Apple released iOS 9, which powers iPads, iPhones and the iPod Touch, on Sept. 16. About a week ahead of the official iOS 9 release, Cisco reported via Facebook that the “Tunnel All DNS” feature of its AnyConnect VPN service for mobile devices does not work correctly with the new operating system.
Tunnel All DNS prevents the VPN connection from using local DNS servers for name resolution. In other words, it forces all DNS requests to go to the VPN server, where they are encrypted and hidden from third parties.
If a device connected to a VPN uses local DNS servers, people with access to those servers can monitor which sites a user is connecting to, even if his or her Internet connection is encrypted.
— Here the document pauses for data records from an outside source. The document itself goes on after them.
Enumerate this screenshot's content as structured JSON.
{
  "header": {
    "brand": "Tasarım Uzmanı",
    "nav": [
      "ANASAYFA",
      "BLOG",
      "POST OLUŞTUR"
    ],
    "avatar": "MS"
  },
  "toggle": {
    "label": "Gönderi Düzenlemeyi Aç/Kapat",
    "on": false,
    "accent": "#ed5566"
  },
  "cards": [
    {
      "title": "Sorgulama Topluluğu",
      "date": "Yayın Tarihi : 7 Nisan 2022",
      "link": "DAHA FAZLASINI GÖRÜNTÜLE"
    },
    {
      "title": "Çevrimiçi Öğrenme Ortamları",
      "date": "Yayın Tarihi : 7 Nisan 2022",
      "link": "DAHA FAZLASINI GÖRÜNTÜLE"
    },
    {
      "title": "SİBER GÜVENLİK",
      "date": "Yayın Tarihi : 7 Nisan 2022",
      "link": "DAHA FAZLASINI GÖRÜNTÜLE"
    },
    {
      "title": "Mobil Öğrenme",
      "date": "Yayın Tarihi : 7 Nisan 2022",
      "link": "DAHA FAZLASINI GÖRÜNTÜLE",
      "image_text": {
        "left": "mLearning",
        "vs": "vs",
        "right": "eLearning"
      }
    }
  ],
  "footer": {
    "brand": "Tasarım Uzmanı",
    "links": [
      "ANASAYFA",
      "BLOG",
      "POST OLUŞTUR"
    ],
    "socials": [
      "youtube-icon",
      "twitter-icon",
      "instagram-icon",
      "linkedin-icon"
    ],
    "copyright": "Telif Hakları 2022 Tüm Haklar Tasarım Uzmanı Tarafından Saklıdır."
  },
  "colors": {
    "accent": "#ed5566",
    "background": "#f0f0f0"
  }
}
What’s more, according to Tech Times, the problem “is not limited to AnyConnect and is believed to affect other SSL VPN clients out in the market.” So this issue affects everyone, not just Cisco clients.
The DNS resolution issue doesn’t affect Mac OS X, the version of Apple’s operating system for laptops and desktops. And it doesn’t prevent iOS 9 devices from connecting to VPNs or encrypting their traffic through them. It just causes DNS leaks. In a way, that’s worse than causing the VPN not to work at all, because protecting your privacy by using a VPN provides a false sense of security if your DNS requests are leaking over the VPN.
Although Cisco reported having notified Apple about the DNS leak issue in iOS 9, a fix has yet to appear. For now, the easiest solution is to avoid using iOS 9. If you can’t, check out our tips on dealing with VPN DNS leak issue, including configuring a private DNS service so that your browsing patterns will remain private even if your DNS requests leak.